[Excerpts from an interface dataset]
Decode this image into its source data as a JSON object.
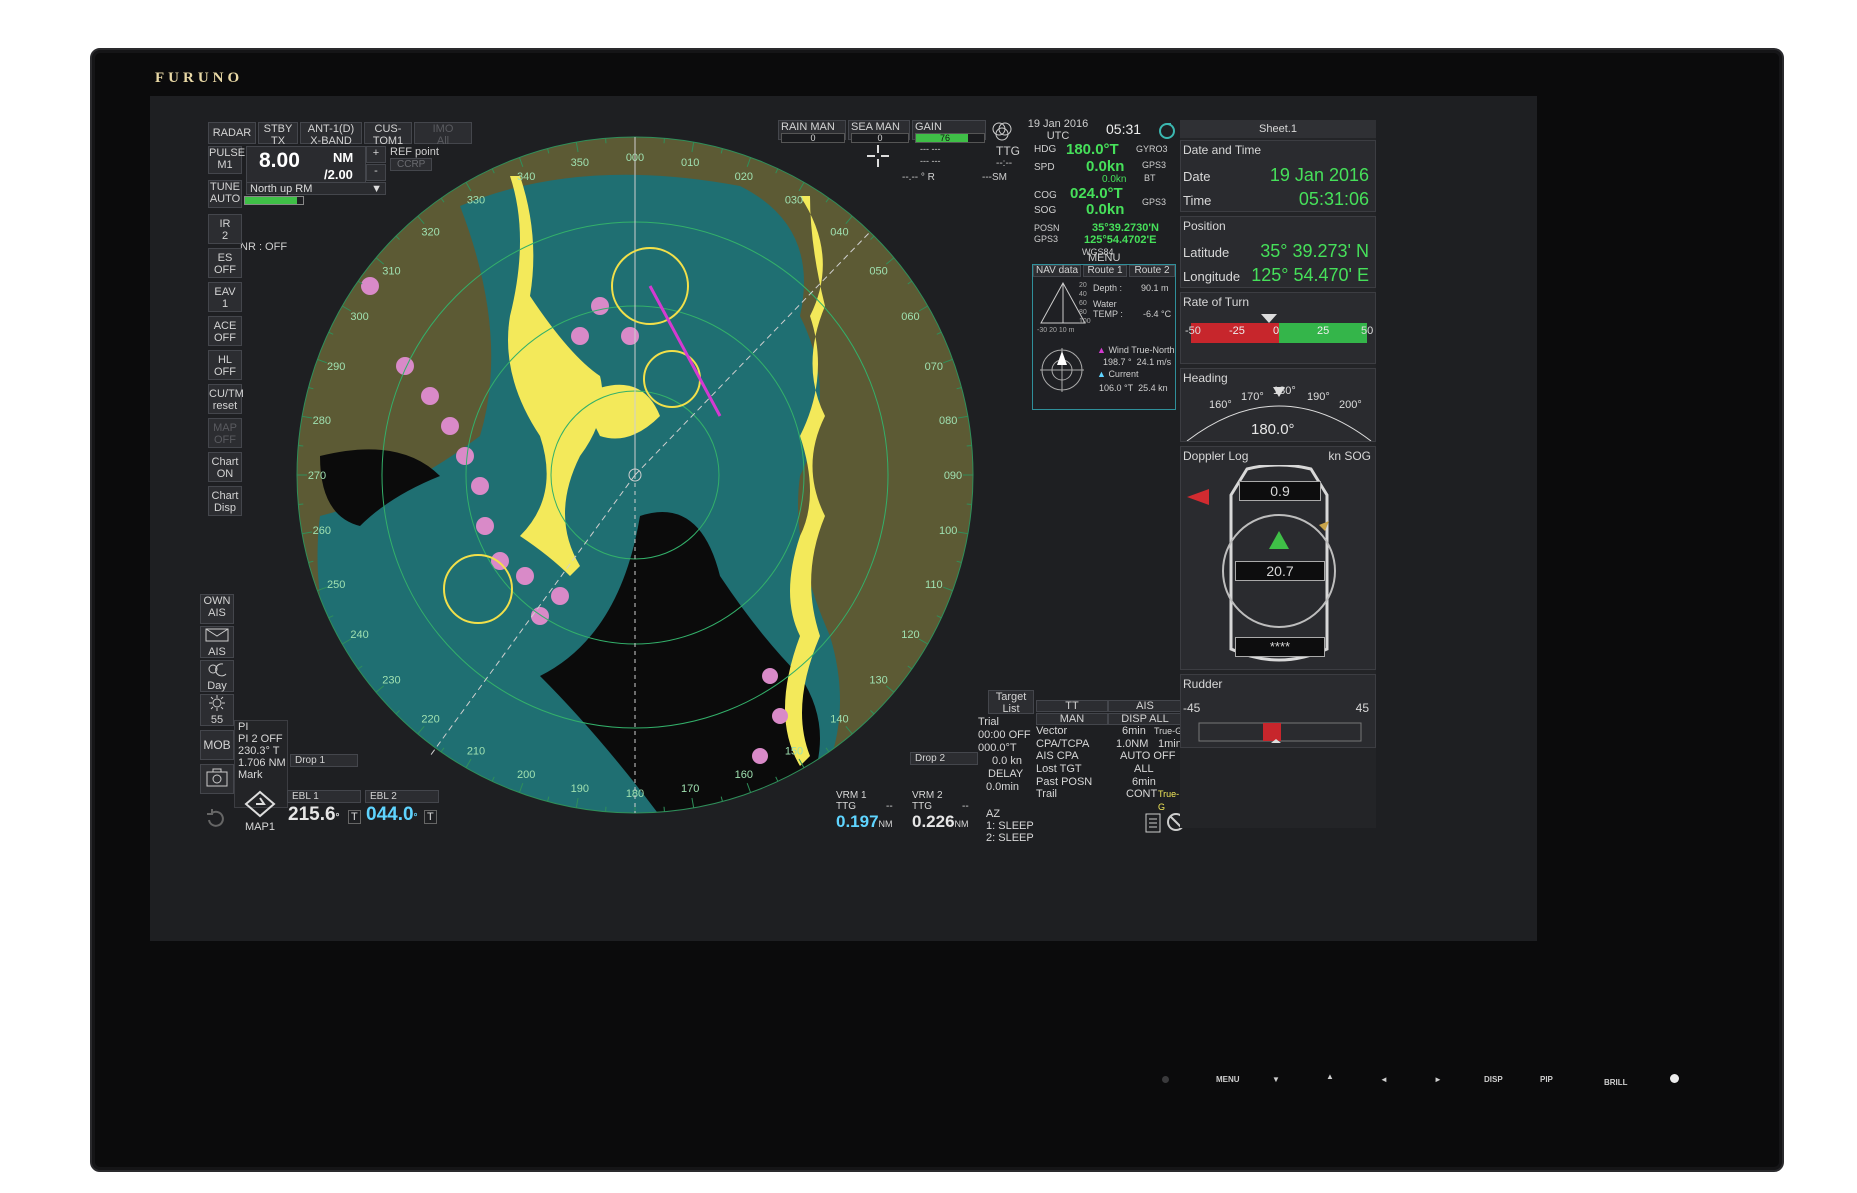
{
  "brand": "FURUNO",
  "top_bar": {
    "radar": "RADAR",
    "stby": "STBY",
    "tx": "TX",
    "antenna": "ANT-1(D)",
    "band": "X-BAND",
    "custom": "CUS-",
    "custom2": "TOM1",
    "imo": "IMO",
    "imo2": "All",
    "rain": "RAIN",
    "rain_man": "MAN",
    "rain_val": "0",
    "sea": "SEA",
    "sea_man": "MAN",
    "sea_val": "0",
    "gain": "GAIN",
    "gain_val": "76",
    "date": "19 Jan 2016",
    "utc": "UTC",
    "time": "05:31"
  },
  "range": {
    "pulse": "PULSE",
    "pulse_val": "M1",
    "value": "8.00",
    "unit": "NM",
    "ring": "/2.00",
    "plus": "+",
    "minus": "-",
    "ref": "REF point",
    "ccrp": "CCRP",
    "mode": "North up RM",
    "tune": "TUNE",
    "tune_val": "AUTO"
  },
  "left_menu": [
    {
      "a": "IR",
      "b": "2"
    },
    {
      "a": "ES",
      "b": "OFF"
    },
    {
      "a": "EAV",
      "b": "1"
    },
    {
      "a": "ACE",
      "b": "OFF"
    },
    {
      "a": "HL",
      "b": "OFF"
    },
    {
      "a": "CU/TM",
      "b": "reset"
    },
    {
      "a": "MAP",
      "b": "OFF"
    },
    {
      "a": "Chart",
      "b": "ON"
    },
    {
      "a": "Chart",
      "b": "Disp"
    }
  ],
  "nr": "NR : OFF",
  "left_lower": {
    "own": "OWN",
    "ais": "AIS",
    "ais2": "AIS",
    "day": "Day",
    "brill": "55",
    "mob": "MOB",
    "map1": "MAP1"
  },
  "pi": {
    "pi": "PI",
    "pi2": "PI 2",
    "off": "OFF",
    "bearing": "230.3",
    "t": "T",
    "dist": "1.706 NM",
    "mark": "Mark"
  },
  "ebl": {
    "drop1": "Drop 1",
    "ebl1": "EBL 1",
    "ebl1_val": "215.6",
    "ebl2": "EBL 2",
    "ebl2_val": "044.0",
    "deg": "°",
    "t": "T"
  },
  "vrm": {
    "drop2": "Drop 2",
    "vrm1": "VRM 1",
    "ttg": "TTG",
    "dash": "--",
    "vrm1_val": "0.197",
    "vrm2": "VRM 2",
    "vrm2_val": "0.226",
    "nm": "NM"
  },
  "bearings": [
    "350",
    "000",
    "010",
    "020",
    "030",
    "040",
    "050",
    "060",
    "070",
    "080",
    "090",
    "100",
    "110",
    "120",
    "130",
    "140",
    "150",
    "160",
    "170",
    "180",
    "190",
    "200",
    "210",
    "220",
    "230",
    "240",
    "250",
    "260",
    "270",
    "280",
    "290",
    "300",
    "310",
    "320",
    "330",
    "340"
  ],
  "cursor": {
    "dashes1": "--- ---",
    "dashes2": "--- ---",
    "dashes3": "--.--",
    "r": "R",
    "sm": "SM",
    "ttg": "TTG",
    "ttg_val": "--:--"
  },
  "own_ship": {
    "hdg": "HDG",
    "hdg_val": "180.0°T",
    "hdg_src": "GYRO3",
    "spd": "SPD",
    "spd_val": "0.0kn",
    "spd_src": "GPS3",
    "spd_sub": "0.0kn",
    "bt": "BT",
    "cog": "COG",
    "cog_val": "024.0°T",
    "sog": "SOG",
    "sog_val": "0.0kn",
    "cog_src": "GPS3",
    "posn": "POSN",
    "lat": "35°39.2730'N",
    "gps": "GPS3",
    "lon": "125°54.4702'E",
    "datum": "WGS84"
  },
  "nav_data": {
    "menu": "MENU",
    "tab1": "NAV data",
    "tab2": "Route 1",
    "tab3": "Route 2",
    "depth_label": "Depth :",
    "depth": "90.1 m",
    "water": "Water",
    "temp_label": "TEMP :",
    "temp": "-6.4 °C",
    "wind": "Wind True-North",
    "wind_dir": "198.7 °",
    "wind_spd": "24.1 m/s",
    "current": "Current",
    "cur_dir": "106.0 °T",
    "cur_spd": "25.4 kn",
    "scale": [
      "20",
      "40",
      "60",
      "80",
      "100"
    ],
    "scale2": [
      "-30",
      "20",
      "10",
      "m"
    ]
  },
  "target": {
    "list": "Target",
    "list2": "List",
    "tt": "TT",
    "ais": "AIS",
    "man": "MAN",
    "disp_all": "DISP ALL",
    "trial": "Trial",
    "trial_time": "00:00",
    "off": "OFF",
    "trial_hdg": "000.0°T",
    "trial_spd": "0.0 kn",
    "delay": "DELAY",
    "delay_val": "0.0min",
    "vector": "Vector",
    "vector_val": "6min",
    "vector_mode": "True-G",
    "cpa": "CPA/TCPA",
    "cpa_val": "1.0NM",
    "tcpa_val": "1min",
    "ais_cpa": "AIS CPA",
    "ais_cpa_val": "AUTO OFF",
    "lost": "Lost TGT",
    "lost_val": "ALL",
    "past": "Past POSN",
    "past_val": "6min",
    "trail": "Trail",
    "trail_val": "CONT",
    "trail_mode": "True-G",
    "az": "AZ",
    "az1": "1:",
    "az1_val": "SLEEP",
    "az2": "2:",
    "az2_val": "SLEEP"
  },
  "sheet": {
    "title": "Sheet.1",
    "date_time": "Date and Time",
    "date_label": "Date",
    "date": "19 Jan 2016",
    "time_label": "Time",
    "time": "05:31:06",
    "position": "Position",
    "lat_label": "Latitude",
    "lat": "35° 39.273' N",
    "lon_label": "Longitude",
    "lon": "125° 54.470' E",
    "rot": "Rate of Turn",
    "rot_scale": [
      "-50",
      "-25",
      "0",
      "25",
      "50"
    ],
    "heading": "Heading",
    "heading_scale": [
      "160°",
      "170°",
      "180°",
      "190°",
      "200°"
    ],
    "heading_val": "180.0°",
    "doppler": "Doppler Log",
    "doppler_unit": "kn SOG",
    "doppler_fwd": "0.9",
    "doppler_spd": "20.7",
    "doppler_aft": "****",
    "rudder": "Rudder",
    "rudder_left": "-45",
    "rudder_right": "45"
  },
  "hardware_keys": [
    "MENU",
    "▼",
    "▲",
    "◄",
    "►",
    "DISP",
    "PIP",
    "BRILL"
  ],
  "colors": {
    "sea": "#1f6f72",
    "land": "#5c5a34",
    "echo": "#f3e95a",
    "ais_targets": "#d98ac8",
    "readout": "#46e05a"
  }
}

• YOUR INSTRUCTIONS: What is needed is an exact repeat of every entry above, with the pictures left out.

• REPLY:
Decode this image into its source data as a JSON object.
{
  "brand": "FURUNO",
  "top_bar": {
    "radar": "RADAR",
    "stby": "STBY",
    "tx": "TX",
    "antenna": "ANT-1(D)",
    "band": "X-BAND",
    "custom": "CUS-",
    "custom2": "TOM1",
    "imo": "IMO",
    "imo2": "All",
    "rain": "RAIN",
    "rain_man": "MAN",
    "rain_val": "0",
    "sea": "SEA",
    "sea_man": "MAN",
    "sea_val": "0",
    "gain": "GAIN",
    "gain_val": "76",
    "date": "19 Jan 2016",
    "utc": "UTC",
    "time": "05:31"
  },
  "range": {
    "pulse": "PULSE",
    "pulse_val": "M1",
    "value": "8.00",
    "unit": "NM",
    "ring": "/2.00",
    "plus": "+",
    "minus": "-",
    "ref": "REF point",
    "ccrp": "CCRP",
    "mode": "North up RM",
    "tune": "TUNE",
    "tune_val": "AUTO"
  },
  "left_menu": [
    {
      "a": "IR",
      "b": "2"
    },
    {
      "a": "ES",
      "b": "OFF"
    },
    {
      "a": "EAV",
      "b": "1"
    },
    {
      "a": "ACE",
      "b": "OFF"
    },
    {
      "a": "HL",
      "b": "OFF"
    },
    {
      "a": "CU/TM",
      "b": "reset"
    },
    {
      "a": "MAP",
      "b": "OFF"
    },
    {
      "a": "Chart",
      "b": "ON"
    },
    {
      "a": "Chart",
      "b": "Disp"
    }
  ],
  "nr": "NR : OFF",
  "left_lower": {
    "own": "OWN",
    "ais": "AIS",
    "ais2": "AIS",
    "day": "Day",
    "brill": "55",
    "mob": "MOB",
    "map1": "MAP1"
  },
  "pi": {
    "pi": "PI",
    "pi2": "PI 2",
    "off": "OFF",
    "bearing": "230.3",
    "t": "T",
    "dist": "1.706 NM",
    "mark": "Mark"
  },
  "ebl": {
    "drop1": "Drop 1",
    "ebl1": "EBL 1",
    "ebl1_val": "215.6",
    "ebl2": "EBL 2",
    "ebl2_val": "044.0",
    "deg": "°",
    "t": "T"
  },
  "vrm": {
    "drop2": "Drop 2",
    "vrm1": "VRM 1",
    "ttg": "TTG",
    "dash": "--",
    "vrm1_val": "0.197",
    "vrm2": "VRM 2",
    "vrm2_val": "0.226",
    "nm": "NM"
  },
  "bearings": [
    "350",
    "000",
    "010",
    "020",
    "030",
    "040",
    "050",
    "060",
    "070",
    "080",
    "090",
    "100",
    "110",
    "120",
    "130",
    "140",
    "150",
    "160",
    "170",
    "180",
    "190",
    "200",
    "210",
    "220",
    "230",
    "240",
    "250",
    "260",
    "270",
    "280",
    "290",
    "300",
    "310",
    "320",
    "330",
    "340"
  ],
  "cursor": {
    "dashes1": "--- ---",
    "dashes2": "--- ---",
    "dashes3": "--.--",
    "r": "R",
    "sm": "SM",
    "ttg": "TTG",
    "ttg_val": "--:--"
  },
  "own_ship": {
    "hdg": "HDG",
    "hdg_val": "180.0°T",
    "hdg_src": "GYRO3",
    "spd": "SPD",
    "spd_val": "0.0kn",
    "spd_src": "GPS3",
    "spd_sub": "0.0kn",
    "bt": "BT",
    "cog": "COG",
    "cog_val": "024.0°T",
    "sog": "SOG",
    "sog_val": "0.0kn",
    "cog_src": "GPS3",
    "posn": "POSN",
    "lat": "35°39.2730'N",
    "gps": "GPS3",
    "lon": "125°54.4702'E",
    "datum": "WGS84"
  },
  "nav_data": {
    "menu": "MENU",
    "tab1": "NAV data",
    "tab2": "Route 1",
    "tab3": "Route 2",
    "depth_label": "Depth :",
    "depth": "90.1 m",
    "water": "Water",
    "temp_label": "TEMP :",
    "temp": "-6.4 °C",
    "wind": "Wind True-North",
    "wind_dir": "198.7 °",
    "wind_spd": "24.1 m/s",
    "current": "Current",
    "cur_dir": "106.0 °T",
    "cur_spd": "25.4 kn",
    "scale": [
      "20",
      "40",
      "60",
      "80",
      "100"
    ],
    "scale2": [
      "-30",
      "20",
      "10",
      "m"
    ]
  },
  "target": {
    "list": "Target",
    "list2": "List",
    "tt": "TT",
    "ais": "AIS",
    "man": "MAN",
    "disp_all": "DISP ALL",
    "trial": "Trial",
    "trial_time": "00:00",
    "off": "OFF",
    "trial_hdg": "000.0°T",
    "trial_spd": "0.0 kn",
    "delay": "DELAY",
    "delay_val": "0.0min",
    "vector": "Vector",
    "vector_val": "6min",
    "vector_mode": "True-G",
    "cpa": "CPA/TCPA",
    "cpa_val": "1.0NM",
    "tcpa_val": "1min",
    "ais_cpa": "AIS CPA",
    "ais_cpa_val": "AUTO OFF",
    "lost": "Lost TGT",
    "lost_val": "ALL",
    "past": "Past POSN",
    "past_val": "6min",
    "trail": "Trail",
    "trail_val": "CONT",
    "trail_mode": "True-G",
    "az": "AZ",
    "az1": "1:",
    "az1_val": "SLEEP",
    "az2": "2:",
    "az2_val": "SLEEP"
  },
  "sheet": {
    "title": "Sheet.1",
    "date_time": "Date and Time",
    "date_label": "Date",
    "date": "19 Jan 2016",
    "time_label": "Time",
    "time": "05:31:06",
    "position": "Position",
    "lat_label": "Latitude",
    "lat": "35° 39.273' N",
    "lon_label": "Longitude",
    "lon": "125° 54.470' E",
    "rot": "Rate of Turn",
    "rot_scale": [
      "-50",
      "-25",
      "0",
      "25",
      "50"
    ],
    "heading": "Heading",
    "heading_scale": [
      "160°",
      "170°",
      "180°",
      "190°",
      "200°"
    ],
    "heading_val": "180.0°",
    "doppler": "Doppler Log",
    "doppler_unit": "kn SOG",
    "doppler_fwd": "0.9",
    "doppler_spd": "20.7",
    "doppler_aft": "****",
    "rudder": "Rudder",
    "rudder_left": "-45",
    "rudder_right": "45"
  },
  "hardware_keys": [
    "MENU",
    "▼",
    "▲",
    "◄",
    "►",
    "DISP",
    "PIP",
    "BRILL"
  ],
  "colors": {
    "sea": "#1f6f72",
    "land": "#5c5a34",
    "echo": "#f3e95a",
    "ais_targets": "#d98ac8",
    "readout": "#46e05a"
  }
}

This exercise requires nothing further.